Reflecting on this past year, I am amazed at the range of topics and the depth of knowledge that I have been able to attain, yet I know that I have more work to do. The Lord has also shown me that I have been spread too thin and that I have only captured a glimpse of what He has to reveal to me. After reading Deep Work, by Cal Newport, I am reminded of the value of time spent on tasks that produce higher levels of return. We all live in such a fast-paced world that it is easy to feel productive when we are busy. We can decrease our ability and effectiveness by spending our time on shallow things. Deep work, or what I call focus time, is when we can get into a cadence or zone where we can tap into our inner-self to concentrate and to think at higher levels. This time allows us to produce more value and to develop more innovative and creative solutions. Many of us are constantly connected and ‘always on’ when it comes to work. More work doesn’t always contribute to our ability to perform better. Deep thinking allows us to be more productive and efficient – it gives us our edge. As I head into the final phase of my dissertation work, I know that I need to adjust my schedule to have more deep work time to produce profound results. I just inherited an old-fashioned typewriter from my grandmother. It is a reminder of a time when the world made more space for deep thought, reflection, and connection with others. I am thankful that the Lord has already started removing things that compete for my attention, and I have a renewed sense of purpose in my work.
 James C. Collins, Good to Great: Why Some Companies Make the Leap–and Others Don’t (New York, NY: HarperBusiness, 2001).

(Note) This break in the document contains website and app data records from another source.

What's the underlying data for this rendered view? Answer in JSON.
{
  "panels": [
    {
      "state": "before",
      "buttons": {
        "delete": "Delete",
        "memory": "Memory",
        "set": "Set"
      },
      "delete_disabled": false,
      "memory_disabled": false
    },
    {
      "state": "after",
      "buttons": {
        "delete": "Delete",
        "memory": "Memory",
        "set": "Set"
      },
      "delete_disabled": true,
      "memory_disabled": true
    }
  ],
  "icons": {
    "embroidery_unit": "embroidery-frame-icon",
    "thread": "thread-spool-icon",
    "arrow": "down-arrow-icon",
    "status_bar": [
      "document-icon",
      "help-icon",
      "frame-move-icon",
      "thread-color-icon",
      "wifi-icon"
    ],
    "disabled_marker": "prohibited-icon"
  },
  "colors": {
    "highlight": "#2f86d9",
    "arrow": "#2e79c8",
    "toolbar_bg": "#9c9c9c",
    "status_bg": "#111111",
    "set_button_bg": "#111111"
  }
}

 Edwin H. Friedman, A Failure of Nerve: Leadership in the Age of the Quick Fix, [new ed. (New York: Seabury Books, ©2007).
 Leonard Hjalmerson, Broken Futures: Adaptive Challenge and the Church in Transition (Unpublished) 2016.
 Cal Newport, (2016-01-05). Deep Work: Rules for Focused Success in a Distracted World. Grand Central Publishing. Kindle Edition.